by Revd Canon Ian Morter
For those who are able to have children there is something very special about the anticipated birth of a child. For some this joy is something denied and can cause great sadness. Such as the case in the New Testament account of Elizabeth and Zachariah. We can read the story in the St Luke’s Gospel chapter one. We are told that the couple had wanted a child and after many years were still childless and this was the cause of great sadness for them both. Zachariah was a priest of the Temple in Jerusalem and lived but a few miles away from the city to enable him to fulfil his duties. It was while leading worship in the Sanctuary of Temple that Zachariah had an angelic visitation, the Archangel Gabriel foretold that although he and his wife Elizabeth were getting on in years, they would conceive and have a son who would be greatly blessed by God. Zachariah found this message difficult to accept and because of his doubting the promise of God he would be struck dumb until the child was born.
This Saturday 24th June is the day the Church keeps the Birth of John the Baptist, the longed for child of Zachariah and Elizabeth. And I would like to share with you a painting of this event which I discovered some years ago in the Sainsbury Wing of the National Gallery in London.

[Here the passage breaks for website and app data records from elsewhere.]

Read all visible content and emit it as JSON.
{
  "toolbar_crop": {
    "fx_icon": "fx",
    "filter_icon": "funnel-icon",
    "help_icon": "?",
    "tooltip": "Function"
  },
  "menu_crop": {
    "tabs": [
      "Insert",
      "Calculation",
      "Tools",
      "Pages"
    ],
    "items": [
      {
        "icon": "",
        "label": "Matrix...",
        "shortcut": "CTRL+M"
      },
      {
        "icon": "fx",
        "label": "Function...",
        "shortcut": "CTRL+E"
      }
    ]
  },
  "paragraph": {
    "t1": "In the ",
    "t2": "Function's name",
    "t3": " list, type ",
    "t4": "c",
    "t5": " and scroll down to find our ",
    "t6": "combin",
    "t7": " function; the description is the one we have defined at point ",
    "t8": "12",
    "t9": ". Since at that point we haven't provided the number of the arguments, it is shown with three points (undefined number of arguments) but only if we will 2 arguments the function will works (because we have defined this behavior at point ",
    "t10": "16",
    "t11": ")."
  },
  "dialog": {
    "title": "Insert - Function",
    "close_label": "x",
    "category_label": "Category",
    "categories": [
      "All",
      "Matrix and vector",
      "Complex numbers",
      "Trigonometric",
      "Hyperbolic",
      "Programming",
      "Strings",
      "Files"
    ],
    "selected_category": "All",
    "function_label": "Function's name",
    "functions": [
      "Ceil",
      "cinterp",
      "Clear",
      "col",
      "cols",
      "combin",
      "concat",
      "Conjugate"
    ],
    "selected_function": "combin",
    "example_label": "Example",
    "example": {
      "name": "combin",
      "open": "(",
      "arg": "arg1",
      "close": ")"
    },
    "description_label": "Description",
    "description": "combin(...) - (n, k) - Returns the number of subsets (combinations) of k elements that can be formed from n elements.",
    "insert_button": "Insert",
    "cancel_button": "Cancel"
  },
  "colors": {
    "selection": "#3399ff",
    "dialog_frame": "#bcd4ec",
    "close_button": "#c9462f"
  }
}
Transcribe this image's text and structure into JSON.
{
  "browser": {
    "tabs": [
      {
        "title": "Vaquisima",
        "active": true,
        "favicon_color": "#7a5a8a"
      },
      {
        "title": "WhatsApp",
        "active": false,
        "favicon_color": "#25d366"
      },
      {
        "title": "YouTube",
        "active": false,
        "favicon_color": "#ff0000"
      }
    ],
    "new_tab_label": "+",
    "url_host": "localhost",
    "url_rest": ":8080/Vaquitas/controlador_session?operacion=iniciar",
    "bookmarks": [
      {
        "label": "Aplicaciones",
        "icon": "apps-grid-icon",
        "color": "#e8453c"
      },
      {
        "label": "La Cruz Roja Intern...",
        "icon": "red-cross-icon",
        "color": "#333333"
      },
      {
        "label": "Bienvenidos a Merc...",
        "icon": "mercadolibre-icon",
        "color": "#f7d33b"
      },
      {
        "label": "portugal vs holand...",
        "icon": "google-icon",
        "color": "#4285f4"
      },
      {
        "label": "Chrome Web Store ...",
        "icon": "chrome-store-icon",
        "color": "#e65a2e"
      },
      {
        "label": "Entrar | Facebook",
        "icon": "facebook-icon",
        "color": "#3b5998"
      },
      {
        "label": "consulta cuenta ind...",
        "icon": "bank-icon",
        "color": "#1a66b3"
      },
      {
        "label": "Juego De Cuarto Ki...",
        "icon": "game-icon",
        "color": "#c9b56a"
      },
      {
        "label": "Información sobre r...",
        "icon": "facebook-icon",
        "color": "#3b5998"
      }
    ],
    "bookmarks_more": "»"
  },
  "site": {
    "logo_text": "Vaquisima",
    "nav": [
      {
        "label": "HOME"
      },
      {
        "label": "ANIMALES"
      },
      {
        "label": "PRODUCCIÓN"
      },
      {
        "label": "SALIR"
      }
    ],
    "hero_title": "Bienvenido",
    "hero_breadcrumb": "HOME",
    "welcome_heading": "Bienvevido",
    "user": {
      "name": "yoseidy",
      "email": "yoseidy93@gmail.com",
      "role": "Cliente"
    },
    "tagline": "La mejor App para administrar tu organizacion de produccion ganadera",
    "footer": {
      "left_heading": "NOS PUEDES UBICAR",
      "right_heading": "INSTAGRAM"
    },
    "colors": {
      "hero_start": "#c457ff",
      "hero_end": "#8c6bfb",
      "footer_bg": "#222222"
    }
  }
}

It is a very small painting in egg tempera on a wooden panel, it is only about 30 x 35 cm because it is part of a Predella, telling the life of John the Baptist in a series of four panels. It is by Giovanni di Paolo di Grazia who lived between 1403 – 1482 and worked primarily in Siena and was a prominent exponent of the Sienesse style of the 15th Century. He was not only a skilled artist but also a greatly skilled illustrator of manuscript, one of his most famous being the illustrations for Dante’s Divine Comedy, Paradiso.
Back to the Birth of John the Baptist, after Zachariah’s visitation by Gabriel he was indeed unable to speak to those who were waiting outside the Sanctuary, but he completed his time of Temple service and returned home to Elizabeth. In due time, just as the Archangel Gabriel had foretold, Elizabeth became pregnant and when the time came for her to give birth she had a son. When the family and friends were gathering to rejoice with the parents on the long anticipated birth of the child they were all expecting this little boy to be named Zachariah after his father. But Elizabeth said “No he is to be called John” (meaning beloved of God). So they turned to Zachariah, who was still unable to speak, and asked him what the child was to be called. He asked for a writing tablet and wrote ‘His name is John’. And immediately Zachariah’s speech returned and Zachariah praised God for his kindness and prophesied that John would have a special role in God’s planned redemption of Israel. This prophecy we know as the Benedictus, is the central canticle in Morning Prayer and is sometimes called ‘The Song of Zachariah.’
Our painting by Giovanni di Paolao shows the imagined bed chamber in the house of Elizabeth & Zachariah, although it is in the style of a wealthy late-mediaeval Italian house. Elizabeth is still reclining after the exertions of child birth, while the infant John is being bathed by a mid-wife with a maid warming his swaddling cloth before the fire. The elderly father, Zachariah is writing on his scroll. ‘His name is John’.
So, at this time, as we remember the wonderful birth of John the Baptist, we also recall his ministry of preparation for Jesus, the Messiah, John was the forerunner. Just as his father Zachariah said in his prophecy “And you, child, will be called the prophecy of the Most High; for you will go before the Lord to prepare his ways, to give knowledge of salvation to his people by the forgiveness of their sins. By the tender mercy of our God, the dawn from on high will break upon us, to give light to those who sit in darkness and in the shadow of death, to guide our feet into the way of peace.”